He is using all his prerogatives. Three weeks into office, he declared “a state of fiscal emergency” and froze $2.2 billion in 2010 spending by executive order. He spurned calls to relent on the “millionaire’s tax.” “There’s no chance I’ll sign this tax . . . no chance,” he told the businesswomen last week.
His lieutenant governor, Kim Guadagno, has been assigned to examine every state regulation for possible elimination. “Whatever she recommends I can do by executive action, I’ll do by executive action,” Christie says.
He has “a lot of leverage” over the 2011 budget. A balanced budget is mandatory, and the legislature cannot exceed the revenue projection of the state treasurer and the nonpartisan Office of Legislative Services—unless there’s a tax increase, which Christie would veto.
He also got Democratic leaders to back him on pension reform, requiring state workers to contribute
1.5 percent of their income for retirement and health benefits. The Democratic state senate president, Stephen Sweeney, has begun sounding like Christie. “The governor and I agree wholeheartedly, we have too much government, there’s too many layers, there’s too much of it and we need to shrink it and we need to cut it.”
But what Christie calls “Trenton’s addiction to spending” remains strong. The legislature approved $800 million in new spending after the election and was still handing out money on the morning of Christie’s inauguration. The program of “extraordinary and special” aid to municipalities had been suspended for lack of funds. But extra revenues suddenly appeared. Christie dispatched an official to halt the dispensing of funds moments after he was sworn in. It was too late. Seventy million dollars were already gone.
Now the governor wants the entire state to, as he puts it, “jump off the cliff” with him. “The watchwords of this  budget are shared sacrifice and fairness,” he says. “Individuals contribute, businesses sacrifice, local governments tighten their belts, and we end our addiction to spending. Everyone comes to the center of the room—we jump off the cliff together to stave off certain fiscal death for the hope of salvation tomorrow.”
With his zeal for smaller government, Christie has prompted comparisons with Ronald Reagan. “Tone-wise,” Christie says, he reflects “Reaganism with a Jersey edge. Reagan had a better way of making it sunnier than I do. Our personalities are at core a little different.” His first vote for president, at age 18 in 1980, was for Reagan.

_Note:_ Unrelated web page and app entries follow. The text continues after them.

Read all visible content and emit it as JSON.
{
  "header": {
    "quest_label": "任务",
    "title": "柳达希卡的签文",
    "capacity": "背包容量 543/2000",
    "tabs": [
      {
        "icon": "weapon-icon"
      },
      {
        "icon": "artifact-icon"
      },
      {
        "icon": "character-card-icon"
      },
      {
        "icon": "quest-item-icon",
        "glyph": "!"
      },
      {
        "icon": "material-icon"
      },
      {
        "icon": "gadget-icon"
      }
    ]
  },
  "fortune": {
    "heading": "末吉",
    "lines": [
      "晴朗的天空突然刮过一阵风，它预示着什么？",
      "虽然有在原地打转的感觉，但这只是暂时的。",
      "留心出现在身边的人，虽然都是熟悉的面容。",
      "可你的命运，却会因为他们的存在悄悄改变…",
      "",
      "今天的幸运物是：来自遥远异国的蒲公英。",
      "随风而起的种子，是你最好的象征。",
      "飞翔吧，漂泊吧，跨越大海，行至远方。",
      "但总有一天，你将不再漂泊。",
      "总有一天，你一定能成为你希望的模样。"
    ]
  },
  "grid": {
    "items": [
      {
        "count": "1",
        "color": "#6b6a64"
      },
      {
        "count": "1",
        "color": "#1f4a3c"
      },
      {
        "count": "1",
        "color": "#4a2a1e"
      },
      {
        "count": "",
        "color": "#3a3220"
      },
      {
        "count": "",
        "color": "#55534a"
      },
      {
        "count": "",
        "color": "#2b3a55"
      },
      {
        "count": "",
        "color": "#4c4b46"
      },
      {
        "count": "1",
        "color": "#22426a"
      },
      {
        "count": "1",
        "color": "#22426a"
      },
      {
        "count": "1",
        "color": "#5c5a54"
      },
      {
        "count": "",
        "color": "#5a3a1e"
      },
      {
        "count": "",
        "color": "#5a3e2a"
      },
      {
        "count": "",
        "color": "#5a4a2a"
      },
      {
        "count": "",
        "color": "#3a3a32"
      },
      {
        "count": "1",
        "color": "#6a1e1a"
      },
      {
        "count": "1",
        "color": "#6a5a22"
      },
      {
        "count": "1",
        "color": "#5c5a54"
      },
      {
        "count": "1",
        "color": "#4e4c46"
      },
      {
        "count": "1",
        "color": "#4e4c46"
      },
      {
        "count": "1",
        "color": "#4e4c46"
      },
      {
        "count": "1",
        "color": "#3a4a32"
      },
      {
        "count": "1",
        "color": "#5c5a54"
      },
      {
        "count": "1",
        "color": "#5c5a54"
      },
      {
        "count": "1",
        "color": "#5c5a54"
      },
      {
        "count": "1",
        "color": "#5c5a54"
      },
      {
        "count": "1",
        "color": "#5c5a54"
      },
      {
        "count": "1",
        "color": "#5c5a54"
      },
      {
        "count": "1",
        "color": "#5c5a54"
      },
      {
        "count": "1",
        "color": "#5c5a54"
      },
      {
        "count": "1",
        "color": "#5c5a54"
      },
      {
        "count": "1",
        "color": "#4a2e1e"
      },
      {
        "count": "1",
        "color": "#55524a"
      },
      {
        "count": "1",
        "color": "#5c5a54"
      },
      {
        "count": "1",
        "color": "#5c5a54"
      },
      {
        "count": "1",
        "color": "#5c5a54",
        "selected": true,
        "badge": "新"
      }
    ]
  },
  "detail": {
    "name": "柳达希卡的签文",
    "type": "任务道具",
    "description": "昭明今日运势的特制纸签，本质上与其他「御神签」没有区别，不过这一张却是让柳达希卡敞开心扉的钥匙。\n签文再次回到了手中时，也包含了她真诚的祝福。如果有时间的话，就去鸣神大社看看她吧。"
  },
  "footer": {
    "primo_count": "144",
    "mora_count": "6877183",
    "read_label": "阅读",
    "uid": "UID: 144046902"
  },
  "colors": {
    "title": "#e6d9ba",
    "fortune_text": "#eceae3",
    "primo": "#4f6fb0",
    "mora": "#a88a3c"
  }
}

Christie believes he can accomplish his goals in one term. He wants to trim the tax rate on individual income to 6 percent and see the jobless level sink and compare well with neighboring states, making New Jersey competitive. “Everything else flows from that,” he says. “It’s a great state to live in. It’s just become unaffordable.”
There’s a bigger goal, too. “We should be seen as the failed experiment for other states and the country,” he says. “Spend beyond your means and then kill your tax revenue base by raising taxes 115 times in eight years, and then you’re New Jersey,” Christie said last week on MSNBC. With a brash recovery, “We can be an example for others.” That would be “an extra, added benefit” to success as governor of a state that failed, then mended its ways and flourished.
Fred Barnes is executive editor of The Weekly Standard.